Spider silk is made of proteins that are stored as an aqueous solution in the [spider’s] silk glands, before being spun into a fiber.
A biomimetic spinning process (that mimics nature) is probably the best way to manufacture fibers that resemble real spider silk. Until now, this has not been possible because of difficulties to obtain water soluble spider silk proteins from bacteria and other production systems, and therefore strong solvents has (sic) been used in previously described spinning processes.
[The scientific teams] have previously shown that there is an impressive pH gradient in the spider silk gland, and that this well-regulated pH gradient affects specific parts of the spider silk proteins and ensures that the fiber forms rapidly in a defined place of the silk production apparatus.
This knowledge has now been used to design an artificial spider silk protein that can be produced in large quantities in bacteria…
To mimic the spider silk gland, the research team constructed a simple but very efficient and biomimetic spinning apparatus in which they can spin kilometer-long fibers only by lowering the pH.
In the future this may allow industrial production of artificial spider silk for biomaterial applications or for the manufacture of advanced textiles," says Anna Rising
A frequent mistake made in the mainstream media is to confuse strength and toughness, when comparing silk to other materials.
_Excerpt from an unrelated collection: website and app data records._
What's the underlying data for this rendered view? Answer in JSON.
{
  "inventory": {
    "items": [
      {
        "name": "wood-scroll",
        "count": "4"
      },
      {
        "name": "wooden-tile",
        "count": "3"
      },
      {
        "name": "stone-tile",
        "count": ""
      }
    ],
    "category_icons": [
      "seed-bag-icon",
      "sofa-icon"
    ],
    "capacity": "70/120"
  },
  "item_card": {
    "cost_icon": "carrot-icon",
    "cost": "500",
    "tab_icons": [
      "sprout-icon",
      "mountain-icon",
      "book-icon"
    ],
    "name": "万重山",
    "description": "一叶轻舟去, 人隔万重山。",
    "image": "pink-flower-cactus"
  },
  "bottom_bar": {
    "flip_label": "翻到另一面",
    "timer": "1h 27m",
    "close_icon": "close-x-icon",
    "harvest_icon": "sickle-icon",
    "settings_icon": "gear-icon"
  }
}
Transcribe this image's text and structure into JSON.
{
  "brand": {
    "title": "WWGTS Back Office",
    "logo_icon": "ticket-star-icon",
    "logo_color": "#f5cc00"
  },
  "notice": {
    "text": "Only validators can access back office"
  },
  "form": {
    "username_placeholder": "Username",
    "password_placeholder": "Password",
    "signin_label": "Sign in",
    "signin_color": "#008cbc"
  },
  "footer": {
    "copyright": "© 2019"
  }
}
As shown below in detail [graph], weight for weight, silk is stronger than steel, but not as strong as Kevlar. Silk is, however, tougher than both.
For instance, due to its strength and elasticity, spider silk fiber could have several medical uses, such as for making artificial ligaments and tendons, for eye sutures, and for jaw repair. The silk could also have applications in bulletproof vests and improved car airbags.
originally posted by: TEOTWAWKIAIFF
Typically, if I find one inside (and I do the same with bees), I will use a piece of paper to gather them up and release back to the free range life!